I don’t think anyone really knows anything in these times. But we have to believe somebody and maintain optimism, a faith that things will work out okay. People as a rule are not the nasty brutes that Hobbes described in Leviathan. The other day I made an observation in my journal on the priest’s white collar and what it might symbolize from a psychological perspective. The collar seems to sever the head from the body, or rather rationality from feeling. If hell is everything below the neck, then heaven is what is above it. I wonder what happens when the collar is removed, and head and body are allowed to communicate? The result is not chaos, but instead experience in full color and wholeness. The thoughts you only cogitated become convictions you feel with your whole body. And what I’ve just illustrated is an aspect of schizophrenia, originally conceived as the split between reason and feeling. But what I find interesting is how this condition applies not just to me, but to a lot of people in some capacity.
It’s hard to admit that I’m getting older. The root beer from yesterday disagreed with my gut, so I guess I can’t tolerate soda anymore. My brain can think one thing, while my body has quite a different opinion of what’s healthy… My drinking days are definitely over, even though I still remember when getting tipsy felt great. And that’s why I keep reminiscing on my old friends, long since gone away… I really love my Kiloton bass, and I rue the death of rock and roll. It would be such a devastating loss if people couldn’t enjoy live music anymore… Any minute now I’m going to pick up Henry James and spend some quiet time reading.
Two o’clock in the morning.
I think reading James will make anyone a better writer, although I put down The Ambassadors yesterday morning, declaring it quite boring. I have to be in the right mood for it. Here it is the limbo time before Friday. No one said anything about having a band rehearsal this weekend, so I assume it won’t happen… I understand that cyber friendships are becoming more and more common in our culture, thus I guess there’s nothing wrong with accepting the changes wrought by technology. Two different therapists I had seemed to believe that internet relationships were invalid due to being somehow unreal, hence they were unhealthy. But these people were older and resistant to change. One of them insisted that body language was over fifty percent of communication between people, an opinion that I contested on the spot… Sometimes I used to summon the vision of D.H. Lawrence to decry the computer age, saying how unnatural it was, how it perverted our instincts, and so on. However, hardly anybody reads Lawrence anymore, as if he’d been a relic of the 1980’s curriculum. A month ago even I tried to read his poetry and was shocked by the pornography on every page. So I reckon that in the end, everyone must go with the flow and roll with the changes, or else get left behind.
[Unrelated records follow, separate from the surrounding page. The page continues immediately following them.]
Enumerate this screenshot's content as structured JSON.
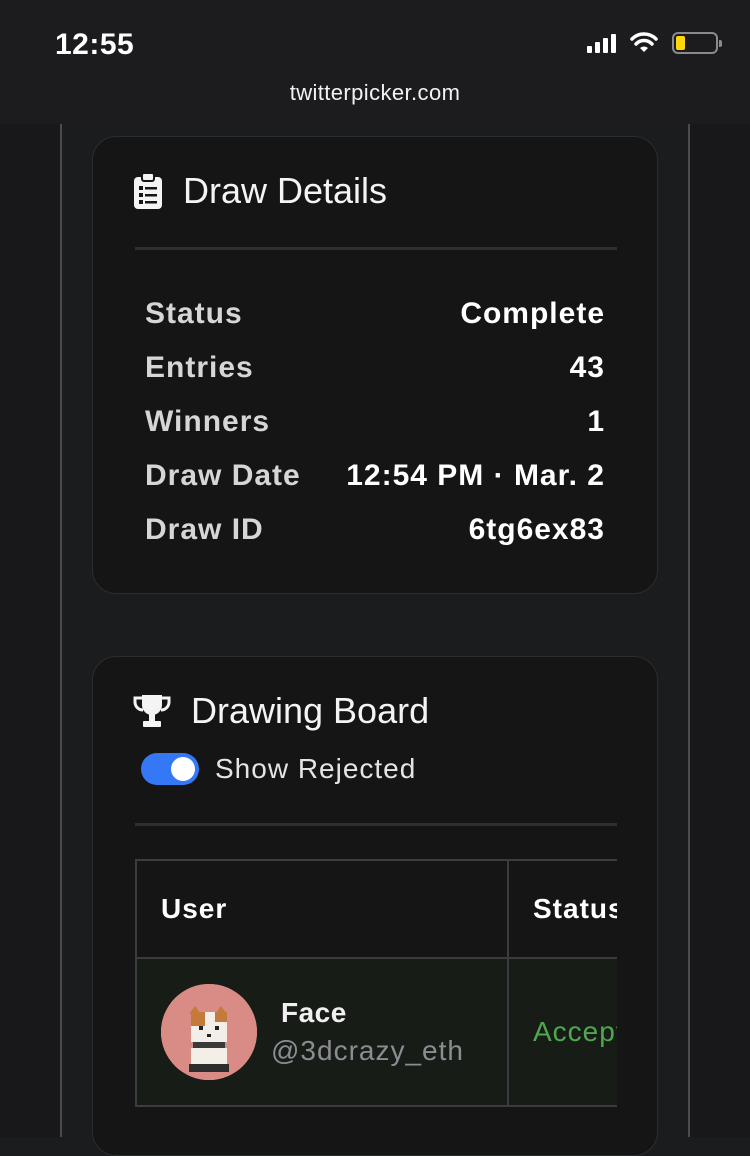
{
  "status_bar": {
    "time": "12:55"
  },
  "browser": {
    "url": "twitterpicker.com"
  },
  "draw_details": {
    "title": "Draw Details",
    "rows": [
      {
        "key": "Status",
        "value": "Complete"
      },
      {
        "key": "Entries",
        "value": "43"
      },
      {
        "key": "Winners",
        "value": "1"
      },
      {
        "key": "Draw Date",
        "value": "12:54 PM · Mar. 2"
      },
      {
        "key": "Draw ID",
        "value": "6tg6ex83"
      }
    ]
  },
  "drawing_board": {
    "title": "Drawing Board",
    "toggle_label": "Show Rejected",
    "show_rejected": true,
    "columns": [
      "User",
      "Status"
    ],
    "entries": [
      {
        "name": "Face",
        "handle": "@3dcrazy_eth",
        "status": "Accepted"
      }
    ]
  },
  "colors": {
    "accent": "#3478f6",
    "accepted": "#4fa84f",
    "battery": "#ffd60a"
  },
  "icons": [
    "clipboard-icon",
    "trophy-icon",
    "wifi-icon",
    "signal-icon",
    "battery-icon"
  ]
}
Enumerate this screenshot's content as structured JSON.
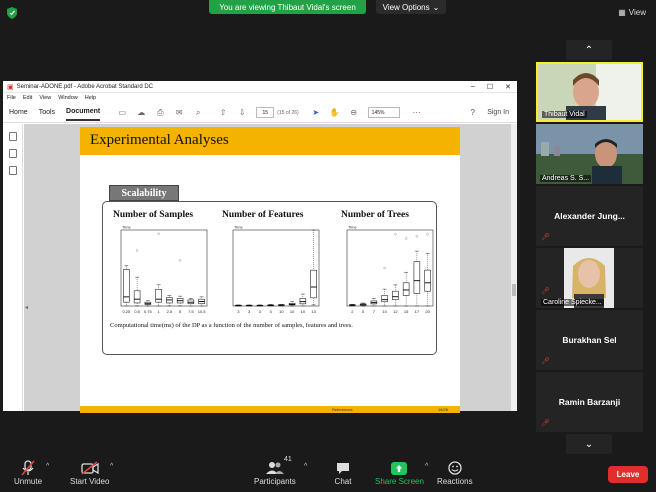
{
  "banner": {
    "sharing_text": "You are viewing Thibaut Vidal's screen",
    "view_options": "View Options",
    "view_label": "View"
  },
  "acrobat": {
    "title": "Seminar-ADONE.pdf - Adobe Acrobat Standard DC",
    "menu": [
      "File",
      "Edit",
      "View",
      "Window",
      "Help"
    ],
    "tabs": [
      "Home",
      "Tools",
      "Document"
    ],
    "page_current": "15",
    "page_total": "(15 of 26)",
    "zoom": "145%",
    "sign_in": "Sign In"
  },
  "slide": {
    "title": "Experimental Analyses",
    "section_label": "Scalability",
    "caption": "Computational time(ms) of the DP as a function of the number of samples, features and trees.",
    "footer_ref": "References",
    "footer_page": "16/26"
  },
  "chart_data": [
    {
      "type": "box",
      "title": "Number of Samples",
      "ylabel": "Time",
      "categories": [
        "0.25",
        "0.5",
        "0.75",
        "1",
        "2.5",
        "5",
        "7.5",
        "10.5"
      ],
      "boxes": [
        {
          "min": 0,
          "q1": 5,
          "median": 12,
          "q3": 48,
          "max": 53
        },
        {
          "min": 0,
          "q1": 4,
          "median": 9,
          "q3": 20,
          "max": 38
        },
        {
          "min": 0,
          "q1": 2,
          "median": 3,
          "q3": 5,
          "max": 7
        },
        {
          "min": 0,
          "q1": 5,
          "median": 9,
          "q3": 22,
          "max": 28
        },
        {
          "min": 0,
          "q1": 4,
          "median": 8,
          "q3": 11,
          "max": 14
        },
        {
          "min": 0,
          "q1": 4,
          "median": 7,
          "q3": 10,
          "max": 13
        },
        {
          "min": 0,
          "q1": 3,
          "median": 5,
          "q3": 8,
          "max": 10
        },
        {
          "min": 0,
          "q1": 3,
          "median": 6,
          "q3": 9,
          "max": 12
        }
      ],
      "outliers": [
        [
          1,
          73
        ],
        [
          3,
          95
        ],
        [
          5,
          60
        ]
      ],
      "ylim": [
        0,
        100
      ]
    },
    {
      "type": "box",
      "title": "Number of Features",
      "ylabel": "Time",
      "categories": [
        "3",
        "3",
        "3",
        "3",
        "10",
        "10",
        "10",
        "13"
      ],
      "boxes": [
        {
          "min": 0,
          "q1": 0.5,
          "median": 1,
          "q3": 1.5,
          "max": 2
        },
        {
          "min": 0,
          "q1": 0.5,
          "median": 1,
          "q3": 1.5,
          "max": 2
        },
        {
          "min": 0,
          "q1": 0.5,
          "median": 1,
          "q3": 1.5,
          "max": 2
        },
        {
          "min": 0,
          "q1": 0.5,
          "median": 1,
          "q3": 2,
          "max": 3
        },
        {
          "min": 0,
          "q1": 1,
          "median": 1.5,
          "q3": 2.5,
          "max": 3
        },
        {
          "min": 0,
          "q1": 2,
          "median": 3,
          "q3": 5,
          "max": 8
        },
        {
          "min": 0,
          "q1": 4,
          "median": 8,
          "q3": 14,
          "max": 22
        },
        {
          "min": 2,
          "q1": 15,
          "median": 35,
          "q3": 66,
          "max": 140
        }
      ],
      "outliers": [],
      "ylim": [
        0,
        140
      ]
    },
    {
      "type": "box",
      "title": "Number of Trees",
      "ylabel": "Time",
      "categories": [
        "2",
        "5",
        "7",
        "10",
        "12",
        "15",
        "17",
        "20"
      ],
      "boxes": [
        {
          "min": 0,
          "q1": 1,
          "median": 2,
          "q3": 3,
          "max": 4
        },
        {
          "min": 0,
          "q1": 2,
          "median": 3,
          "q3": 5,
          "max": 7
        },
        {
          "min": 0,
          "q1": 5,
          "median": 8,
          "q3": 12,
          "max": 18
        },
        {
          "min": 0,
          "q1": 10,
          "median": 15,
          "q3": 25,
          "max": 40
        },
        {
          "min": 0,
          "q1": 15,
          "median": 22,
          "q3": 35,
          "max": 50
        },
        {
          "min": 0,
          "q1": 25,
          "median": 38,
          "q3": 55,
          "max": 80
        },
        {
          "min": 0,
          "q1": 30,
          "median": 60,
          "q3": 105,
          "max": 130
        },
        {
          "min": 0,
          "q1": 35,
          "median": 55,
          "q3": 85,
          "max": 125
        }
      ],
      "outliers": [
        [
          3,
          90
        ],
        [
          4,
          170
        ],
        [
          5,
          160
        ],
        [
          6,
          165
        ],
        [
          7,
          170
        ]
      ],
      "ylim": [
        0,
        180
      ]
    }
  ],
  "participants": [
    {
      "name": "Thibaut Vidal",
      "video": true,
      "muted": false,
      "active": true
    },
    {
      "name": "Andreas S. S...",
      "video": true,
      "muted": false,
      "active": false
    },
    {
      "name": "Alexander  Jung...",
      "video": false,
      "muted": true,
      "active": false
    },
    {
      "name": "Caroline Spiecke...",
      "video": true,
      "muted": true,
      "active": false
    },
    {
      "name": "Burakhan Sel",
      "video": false,
      "muted": true,
      "active": false
    },
    {
      "name": "Ramin Barzanji",
      "video": false,
      "muted": true,
      "active": false
    }
  ],
  "bottombar": {
    "unmute": "Unmute",
    "start_video": "Start Video",
    "participants": "Participants",
    "participants_count": "41",
    "chat": "Chat",
    "share_screen": "Share Screen",
    "reactions": "Reactions",
    "leave": "Leave"
  },
  "colors": {
    "accent_green": "#23a146",
    "slide_banner": "#f5b301",
    "leave_red": "#e02e2a",
    "active_speaker": "#f3ef2f"
  }
}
Life is strange. If you don’t drink, it’s even stranger. Apparently someone stole a letter from my mailbox a few months ago and used my identity to try to get a refund from the IRS. I don’t know how long it will take to sort the whole thing out, but there’s only so much I can do each day. The days when people were honest and trustworthy seem to be over. I know I sound like an old fogy saying this. A couple of factors are involved in our decline: the failure of the education system and our dependence on machines. Nobody knows anything anymore off the top of their head, and people can’t think their way out of a paper bag. It’s as though we externalized our minds to cyberspace and then forgot how to use our heads. But in doing this, we’ve sacrificed our own souls, given ourselves over to an alien power and left our fates up to it. As if the machines could be more intelligent than humankind; but this will prove to be a fatal fallacy for us. It tempts me to go throw my iPad in the Willamette River. Short of this, there must be something we can do to correct the course we’re on. Crack a book, maybe, preferably something by D.H. Lawrence, or anything organic and healthy.